* [Task brief]: Give the data again in full, with every character unchanged.

* [Items listed in a dataset]:

⟨

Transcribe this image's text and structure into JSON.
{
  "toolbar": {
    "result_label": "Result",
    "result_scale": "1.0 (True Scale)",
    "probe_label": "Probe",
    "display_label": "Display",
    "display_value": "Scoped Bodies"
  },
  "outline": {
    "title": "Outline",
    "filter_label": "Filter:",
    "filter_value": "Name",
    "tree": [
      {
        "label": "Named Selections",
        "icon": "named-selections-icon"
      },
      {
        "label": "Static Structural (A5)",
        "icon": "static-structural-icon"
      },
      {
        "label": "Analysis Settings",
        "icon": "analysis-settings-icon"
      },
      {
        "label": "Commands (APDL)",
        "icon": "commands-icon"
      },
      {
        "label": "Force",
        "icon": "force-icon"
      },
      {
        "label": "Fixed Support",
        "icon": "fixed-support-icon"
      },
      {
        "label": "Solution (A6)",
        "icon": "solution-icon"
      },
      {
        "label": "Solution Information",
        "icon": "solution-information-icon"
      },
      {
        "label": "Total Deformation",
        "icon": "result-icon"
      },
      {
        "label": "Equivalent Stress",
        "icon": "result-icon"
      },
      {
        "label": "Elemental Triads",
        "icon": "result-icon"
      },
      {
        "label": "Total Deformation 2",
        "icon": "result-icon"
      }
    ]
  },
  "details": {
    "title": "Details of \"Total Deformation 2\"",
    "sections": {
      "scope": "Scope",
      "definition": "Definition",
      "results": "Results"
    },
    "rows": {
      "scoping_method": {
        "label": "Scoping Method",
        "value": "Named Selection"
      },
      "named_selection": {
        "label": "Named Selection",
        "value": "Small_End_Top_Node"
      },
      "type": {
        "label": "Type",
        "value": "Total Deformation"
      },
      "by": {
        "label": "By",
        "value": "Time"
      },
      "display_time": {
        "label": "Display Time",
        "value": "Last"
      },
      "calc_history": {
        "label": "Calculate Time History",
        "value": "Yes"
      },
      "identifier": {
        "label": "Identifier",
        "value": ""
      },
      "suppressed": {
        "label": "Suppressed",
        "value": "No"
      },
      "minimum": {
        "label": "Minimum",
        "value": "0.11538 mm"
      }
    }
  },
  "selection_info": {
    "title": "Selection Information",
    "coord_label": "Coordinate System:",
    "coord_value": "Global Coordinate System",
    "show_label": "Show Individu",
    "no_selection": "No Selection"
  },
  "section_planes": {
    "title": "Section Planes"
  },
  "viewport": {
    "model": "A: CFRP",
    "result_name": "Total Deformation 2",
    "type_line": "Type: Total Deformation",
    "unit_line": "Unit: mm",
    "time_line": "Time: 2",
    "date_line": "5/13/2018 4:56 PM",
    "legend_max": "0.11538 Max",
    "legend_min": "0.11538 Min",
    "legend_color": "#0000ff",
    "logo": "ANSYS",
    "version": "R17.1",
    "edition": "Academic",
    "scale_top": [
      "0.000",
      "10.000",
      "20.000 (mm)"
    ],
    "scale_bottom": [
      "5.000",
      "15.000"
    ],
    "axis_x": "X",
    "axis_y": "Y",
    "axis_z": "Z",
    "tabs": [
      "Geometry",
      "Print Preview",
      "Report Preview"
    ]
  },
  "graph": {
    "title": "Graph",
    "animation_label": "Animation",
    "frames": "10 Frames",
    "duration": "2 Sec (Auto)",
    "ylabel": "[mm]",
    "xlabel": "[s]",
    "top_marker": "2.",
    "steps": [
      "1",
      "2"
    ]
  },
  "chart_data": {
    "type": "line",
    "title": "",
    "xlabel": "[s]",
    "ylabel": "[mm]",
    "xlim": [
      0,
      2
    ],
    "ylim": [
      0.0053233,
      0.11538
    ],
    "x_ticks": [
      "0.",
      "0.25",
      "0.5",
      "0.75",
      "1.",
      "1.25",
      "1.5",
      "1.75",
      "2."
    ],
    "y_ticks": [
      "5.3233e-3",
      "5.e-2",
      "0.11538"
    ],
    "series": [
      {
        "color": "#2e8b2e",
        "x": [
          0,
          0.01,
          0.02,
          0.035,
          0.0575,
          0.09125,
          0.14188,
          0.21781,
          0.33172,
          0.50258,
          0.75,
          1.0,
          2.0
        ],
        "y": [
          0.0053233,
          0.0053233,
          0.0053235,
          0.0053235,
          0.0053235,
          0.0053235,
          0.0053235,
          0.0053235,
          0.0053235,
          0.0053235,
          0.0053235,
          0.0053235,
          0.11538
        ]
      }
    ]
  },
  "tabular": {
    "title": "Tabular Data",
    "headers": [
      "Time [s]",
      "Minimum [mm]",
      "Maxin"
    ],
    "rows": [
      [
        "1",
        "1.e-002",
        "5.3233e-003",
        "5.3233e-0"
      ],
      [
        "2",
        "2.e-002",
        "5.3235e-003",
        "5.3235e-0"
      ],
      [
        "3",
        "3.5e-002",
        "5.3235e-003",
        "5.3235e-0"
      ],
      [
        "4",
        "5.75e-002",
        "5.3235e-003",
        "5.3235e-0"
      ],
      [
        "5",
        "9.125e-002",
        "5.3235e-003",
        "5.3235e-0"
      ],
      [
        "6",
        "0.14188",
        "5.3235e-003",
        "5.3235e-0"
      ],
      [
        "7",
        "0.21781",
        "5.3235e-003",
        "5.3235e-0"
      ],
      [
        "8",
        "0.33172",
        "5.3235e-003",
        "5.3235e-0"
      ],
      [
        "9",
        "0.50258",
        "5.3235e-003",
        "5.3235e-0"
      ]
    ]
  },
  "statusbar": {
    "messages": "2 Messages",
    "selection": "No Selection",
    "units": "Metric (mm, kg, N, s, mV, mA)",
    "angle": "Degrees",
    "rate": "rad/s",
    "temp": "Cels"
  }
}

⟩

* [Solution to the exercise]:
Transcribe this image's text and structure into JSON.
{
  "toolbar": {
    "result_label": "Result",
    "result_scale": "1.0 (True Scale)",
    "probe_label": "Probe",
    "display_label": "Display",
    "display_value": "Scoped Bodies"
  },
  "outline": {
    "title": "Outline",
    "filter_label": "Filter:",
    "filter_value": "Name",
    "tree": [
      {
        "label": "Named Selections",
        "icon": "named-selections-icon"
      },
      {
        "label": "Static Structural (A5)",
        "icon": "static-structural-icon"
      },
      {
        "label": "Analysis Settings",
        "icon": "analysis-settings-icon"
      },
      {
        "label": "Commands (APDL)",
        "icon": "commands-icon"
      },
      {
        "label": "Force",
        "icon": "force-icon"
      },
      {
        "label": "Fixed Support",
        "icon": "fixed-support-icon"
      },
      {
        "label": "Solution (A6)",
        "icon": "solution-icon"
      },
      {
        "label": "Solution Information",
        "icon": "solution-information-icon"
      },
      {
        "label": "Total Deformation",
        "icon": "result-icon"
      },
      {
        "label": "Equivalent Stress",
        "icon": "result-icon"
      },
      {
        "label": "Elemental Triads",
        "icon": "result-icon"
      },
      {
        "label": "Total Deformation 2",
        "icon": "result-icon"
      }
    ]
  },
  "details": {
    "title": "Details of \"Total Deformation 2\"",
    "sections": {
      "scope": "Scope",
      "definition": "Definition",
      "results": "Results"
    },
    "rows": {
      "scoping_method": {
        "label": "Scoping Method",
        "value": "Named Selection"
      },
      "named_selection": {
        "label": "Named Selection",
        "value": "Small_End_Top_Node"
      },
      "type": {
        "label": "Type",
        "value": "Total Deformation"
      },
      "by": {
        "label": "By",
        "value": "Time"
      },
      "display_time": {
        "label": "Display Time",
        "value": "Last"
      },
      "calc_history": {
        "label": "Calculate Time History",
        "value": "Yes"
      },
      "identifier": {
        "label": "Identifier",
        "value": ""
      },
      "suppressed": {
        "label": "Suppressed",
        "value": "No"
      },
      "minimum": {
        "label": "Minimum",
        "value": "0.11538 mm"
      }
    }
  },
  "selection_info": {
    "title": "Selection Information",
    "coord_label": "Coordinate System:",
    "coord_value": "Global Coordinate System",
    "show_label": "Show Individu",
    "no_selection": "No Selection"
  },
  "section_planes": {
    "title": "Section Planes"
  },
  "viewport": {
    "model": "A: CFRP",
    "result_name": "Total Deformation 2",
    "type_line": "Type: Total Deformation",
    "unit_line": "Unit: mm",
    "time_line": "Time: 2",
    "date_line": "5/13/2018 4:56 PM",
    "legend_max": "0.11538 Max",
    "legend_min": "0.11538 Min",
    "legend_color": "#0000ff",
    "logo": "ANSYS",
    "version": "R17.1",
    "edition": "Academic",
    "scale_top": [
      "0.000",
      "10.000",
      "20.000 (mm)"
    ],
    "scale_bottom": [
      "5.000",
      "15.000"
    ],
    "axis_x": "X",
    "axis_y": "Y",
    "axis_z": "Z",
    "tabs": [
      "Geometry",
      "Print Preview",
      "Report Preview"
    ]
  },
  "graph": {
    "title": "Graph",
    "animation_label": "Animation",
    "frames": "10 Frames",
    "duration": "2 Sec (Auto)",
    "ylabel": "[mm]",
    "xlabel": "[s]",
    "top_marker": "2.",
    "steps": [
      "1",
      "2"
    ]
  },
  "chart_data": {
    "type": "line",
    "title": "",
    "xlabel": "[s]",
    "ylabel": "[mm]",
    "xlim": [
      0,
      2
    ],
    "ylim": [
      0.0053233,
      0.11538
    ],
    "x_ticks": [
      "0.",
      "0.25",
      "0.5",
      "0.75",
      "1.",
      "1.25",
      "1.5",
      "1.75",
      "2."
    ],
    "y_ticks": [
      "5.3233e-3",
      "5.e-2",
      "0.11538"
    ],
    "series": [
      {
        "color": "#2e8b2e",
        "x": [
          0,
          0.01,
          0.02,
          0.035,
          0.0575,
          0.09125,
          0.14188,
          0.21781,
          0.33172,
          0.50258,
          0.75,
          1.0,
          2.0
        ],
        "y": [
          0.0053233,
          0.0053233,
          0.0053235,
          0.0053235,
          0.0053235,
          0.0053235,
          0.0053235,
          0.0053235,
          0.0053235,
          0.0053235,
          0.0053235,
          0.0053235,
          0.11538
        ]
      }
    ]
  },
  "tabular": {
    "title": "Tabular Data",
    "headers": [
      "Time [s]",
      "Minimum [mm]",
      "Maxin"
    ],
    "rows": [
      [
        "1",
        "1.e-002",
        "5.3233e-003",
        "5.3233e-0"
      ],
      [
        "2",
        "2.e-002",
        "5.3235e-003",
        "5.3235e-0"
      ],
      [
        "3",
        "3.5e-002",
        "5.3235e-003",
        "5.3235e-0"
      ],
      [
        "4",
        "5.75e-002",
        "5.3235e-003",
        "5.3235e-0"
      ],
      [
        "5",
        "9.125e-002",
        "5.3235e-003",
        "5.3235e-0"
      ],
      [
        "6",
        "0.14188",
        "5.3235e-003",
        "5.3235e-0"
      ],
      [
        "7",
        "0.21781",
        "5.3235e-003",
        "5.3235e-0"
      ],
      [
        "8",
        "0.33172",
        "5.3235e-003",
        "5.3235e-0"
      ],
      [
        "9",
        "0.50258",
        "5.3235e-003",
        "5.3235e-0"
      ]
    ]
  },
  "statusbar": {
    "messages": "2 Messages",
    "selection": "No Selection",
    "units": "Metric (mm, kg, N, s, mV, mA)",
    "angle": "Degrees",
    "rate": "rad/s",
    "temp": "Cels"
  }
}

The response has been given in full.